"I think we've got to beat that public perception with our play on the field in the next couple of years, winning the nonconference games, winning the bowl games. I think that will happen. I think the respect we had a few years ago when Miami was winning national championships, it might take us a while to get there, but I think we can get that type of respect back."
Which Big East football coach offered up this quote here in historic Newport, Rhode Island? Turns out, it came from West Virginia coach Rich Rodriguez, way back in 2005, the first time I was here in this coastal getaway right before USF's first year in the league. The theme in Newport that year was the Big East working to answer its national critics and show it was nationally relevant despite losing Miami, Boston College and Virginia Tech to the ACC.
Six years later, the league's coaching lineup has almost completely cycled through, with Rutgers head coach Greg Schiano the only one still in place and his team picked to finish near the bottom of the league after a step back in 2010. The Big East took a hit last fall, going without a ranked team for much of the season, so the league is still fighting for the same national respect that Rodriguez and Bobby Petrino and others sought in 2005.
Newport always reminds me how very young USF is -- not just as a football program, but as an institution. The town dates back to 1639 (well before any Big East school, of course) and even the league's annual clambake social (which I missed last night, unfortunately) is held at the Eisenhower House, which served as the summer home for Dwight Eisenhower in 1958, two years after USF was founded and nearly 40 years before the Bulls' football game.
For all that, the Big East is well within USF's reach this fall -- depending on who you read this morning, the Bulls will be picked third or second in the league's preseason media poll, close enough that it wouldn't take much for the conference championship to be on the line when West Virginia comes to Raymond James Stadium on Dec. 1 for a Thursday night game on ESPN. USF has four of its first five conference games on the road, and if the Bulls can go 4-1 or better in that swing, they'll have two home games left with a decent chance at a BCS bowl berth.
We'll have a lot from Newport today, with things starting up at 9 a.m. -- lots of video and notes and stories that will be played out over the four months between now and that West Virginia game.
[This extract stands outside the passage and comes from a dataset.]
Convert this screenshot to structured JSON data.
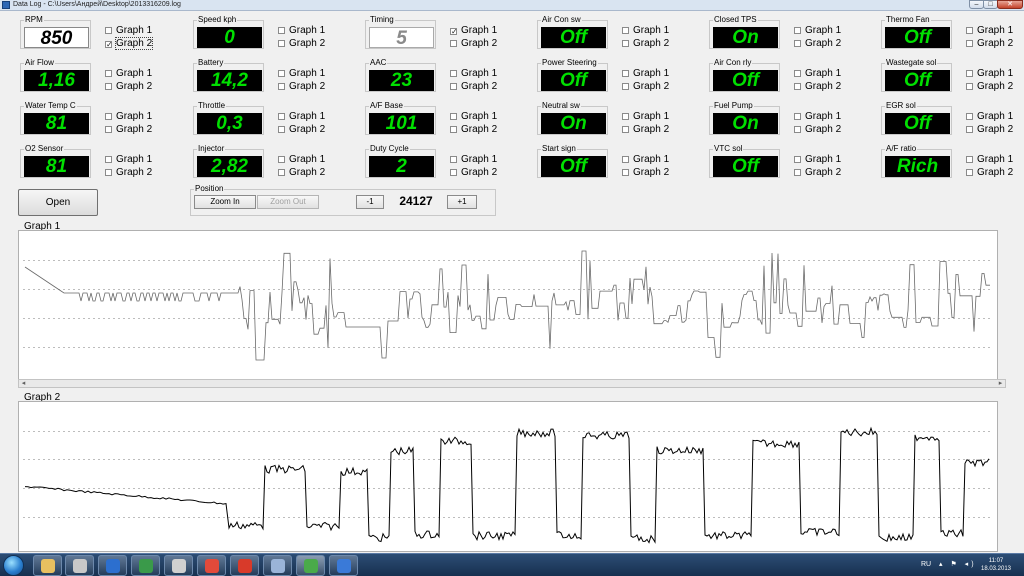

For USF, it's a season that could be much like Newport -- historic -- or just the same old story again. ...